Aside from the swearing, there are other differences that make watching the U.K. series, at first, a bizarre and disarming experience. The show is edited less frenetically than the U.S. version; moves at a slightly more leisurely pace (no commercials means it's a full hour of Apprentice delight); uses whimsical music rather than a pulse-pounding, confrontational soundtrack; and is narrated by a very proper-sounding Englishman who describes the on-screen happenings with detached curiosity. The upshot is, watching the U.K. Apprentice is like watching an educational documentary about how business functions. Yes, that's right, the English manage to strip away the trashy reality TV stigma of the show and make you feel okay for watching The Apprentice.
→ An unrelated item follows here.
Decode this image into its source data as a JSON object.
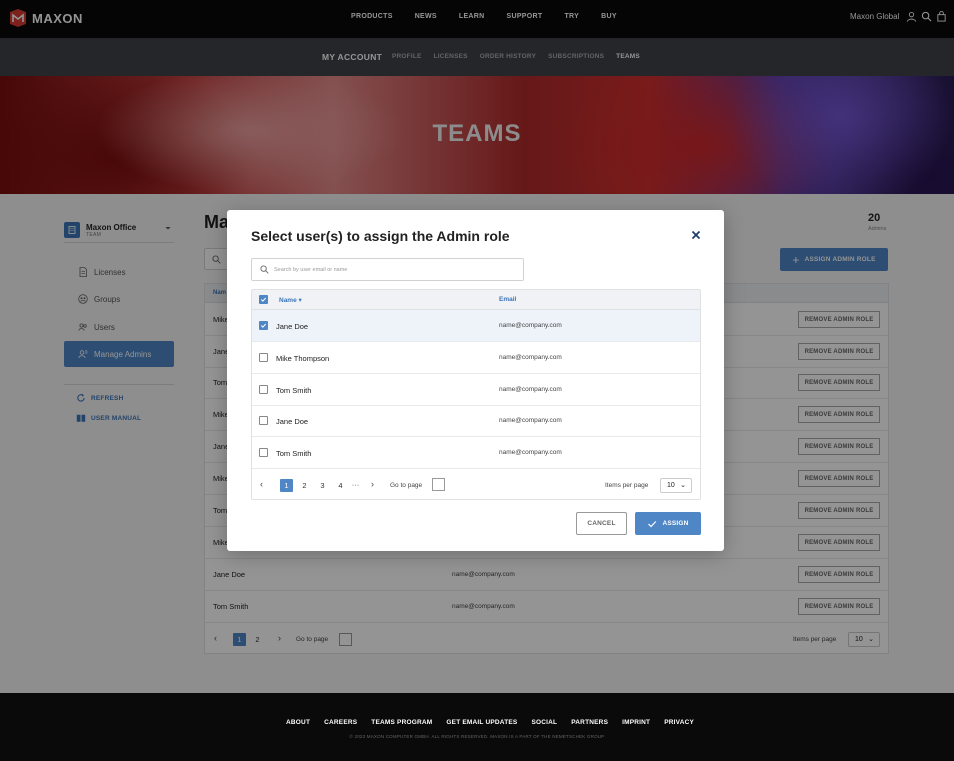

After all, you're learning about the complex and important business sector in London.
I happen to know that the English, with those damn deceptive accents, also lend an air of respectability to porn movies.
English people, you're my heroes! The Apprentice and porn—and I can still respect myself in the morning. Whether anyone else respects me is another matter. A matter completely unsuited for this blog.
—Reporting From Glendale, California